Include a dozen oysters from the raw bar to start, or chilled prawns whose heads are deep-fried and presented hot alongside (they’re the best part). Sip a Normandy Tonique (Calvados, Rinomato Americano Bianco, tonic water) or a similarly civilized cocktail by veteran bartender Mike Lay; wine director Krystal Kleeman follows suit with a tightly edited, Old World-leaning, just-geeky-enough bottle list. The mood is set.

Addison finds that he’s “particularly taken with the kitchen’s command of fish,” from Mackerel to Black bass and beyond, even if a few of the dishes (like an English pea and ramp ravioli) feel decidedly out of season.

And then, of course, it’s time for entirely too much dessert:

Give Carson’s masterpieces their deserved chance. Is the St. Honoré too much for you? Go for the chocolate souffle, the intricacies of its flavor teased out by chartreuse ice cream. Carson coats the souffle’s billowing border with large sugar crystals for crunch; one can’t help but rip off cakey hunks by hand.

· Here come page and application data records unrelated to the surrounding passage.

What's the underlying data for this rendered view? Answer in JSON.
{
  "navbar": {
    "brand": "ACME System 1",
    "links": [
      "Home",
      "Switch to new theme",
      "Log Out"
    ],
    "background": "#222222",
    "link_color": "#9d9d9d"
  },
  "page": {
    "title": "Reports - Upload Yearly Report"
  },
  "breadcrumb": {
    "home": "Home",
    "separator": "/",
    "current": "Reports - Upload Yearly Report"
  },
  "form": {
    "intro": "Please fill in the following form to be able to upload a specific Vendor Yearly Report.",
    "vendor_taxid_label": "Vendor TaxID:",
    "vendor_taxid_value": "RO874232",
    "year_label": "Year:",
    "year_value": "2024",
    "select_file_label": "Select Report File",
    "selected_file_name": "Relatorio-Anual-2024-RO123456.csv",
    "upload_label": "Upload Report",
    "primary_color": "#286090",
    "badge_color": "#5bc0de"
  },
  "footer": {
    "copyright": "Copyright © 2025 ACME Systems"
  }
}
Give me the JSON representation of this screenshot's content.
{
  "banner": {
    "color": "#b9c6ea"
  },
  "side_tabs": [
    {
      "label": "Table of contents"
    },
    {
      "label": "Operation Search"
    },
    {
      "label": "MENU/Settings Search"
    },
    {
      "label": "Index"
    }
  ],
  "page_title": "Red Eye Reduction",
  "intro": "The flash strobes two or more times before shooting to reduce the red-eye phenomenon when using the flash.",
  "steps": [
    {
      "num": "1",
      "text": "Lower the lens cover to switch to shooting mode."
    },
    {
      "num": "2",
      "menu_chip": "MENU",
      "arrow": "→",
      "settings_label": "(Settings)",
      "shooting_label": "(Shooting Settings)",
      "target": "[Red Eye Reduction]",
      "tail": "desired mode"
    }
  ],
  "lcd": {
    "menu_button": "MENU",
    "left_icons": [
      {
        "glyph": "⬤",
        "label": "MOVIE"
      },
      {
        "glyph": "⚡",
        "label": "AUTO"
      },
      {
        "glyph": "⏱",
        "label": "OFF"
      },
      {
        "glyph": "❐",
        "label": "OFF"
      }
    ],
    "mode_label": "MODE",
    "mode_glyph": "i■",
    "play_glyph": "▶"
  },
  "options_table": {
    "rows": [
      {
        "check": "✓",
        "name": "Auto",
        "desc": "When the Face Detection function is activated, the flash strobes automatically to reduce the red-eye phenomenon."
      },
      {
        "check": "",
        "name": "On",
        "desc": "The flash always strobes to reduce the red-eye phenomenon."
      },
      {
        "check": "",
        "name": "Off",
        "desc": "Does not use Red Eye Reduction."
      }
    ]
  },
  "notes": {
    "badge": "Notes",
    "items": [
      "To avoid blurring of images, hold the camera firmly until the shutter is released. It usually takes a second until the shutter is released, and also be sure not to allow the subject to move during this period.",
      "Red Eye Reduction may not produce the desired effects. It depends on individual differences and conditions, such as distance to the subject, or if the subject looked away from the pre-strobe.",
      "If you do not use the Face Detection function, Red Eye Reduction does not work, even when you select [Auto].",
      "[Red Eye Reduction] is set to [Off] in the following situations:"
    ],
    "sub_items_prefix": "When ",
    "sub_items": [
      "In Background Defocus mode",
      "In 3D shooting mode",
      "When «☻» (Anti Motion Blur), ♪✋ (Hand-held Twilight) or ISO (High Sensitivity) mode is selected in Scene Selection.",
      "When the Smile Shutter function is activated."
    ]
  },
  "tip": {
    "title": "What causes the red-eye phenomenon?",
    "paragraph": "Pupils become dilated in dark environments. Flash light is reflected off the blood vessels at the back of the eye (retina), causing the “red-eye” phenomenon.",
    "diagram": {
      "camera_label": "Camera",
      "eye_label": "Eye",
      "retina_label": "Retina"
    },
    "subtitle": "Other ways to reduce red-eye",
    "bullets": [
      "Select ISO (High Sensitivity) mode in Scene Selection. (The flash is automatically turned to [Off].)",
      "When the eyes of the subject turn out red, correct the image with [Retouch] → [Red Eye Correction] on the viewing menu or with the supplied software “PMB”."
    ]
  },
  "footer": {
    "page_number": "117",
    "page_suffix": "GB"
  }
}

The anonymous critic says that he would “happily show up later in the night with a friend or two simply to order the entire dessert menu,” which is certainly high praise these days considering the role of high-end pastry chef is practically endangered in the restaurant industry in 2019.

In the end, Addison admits that the restaurant “is an investment,” but finds that the exploration Carson is doing is worthy of his wallet — especially when sitting on that brick-lined patio.

Antico. 4653 Beverly Blvd., Los Angeles, CA.

Bon Temps. 712 S. Santa Fe Ave., Los Angeles, CA.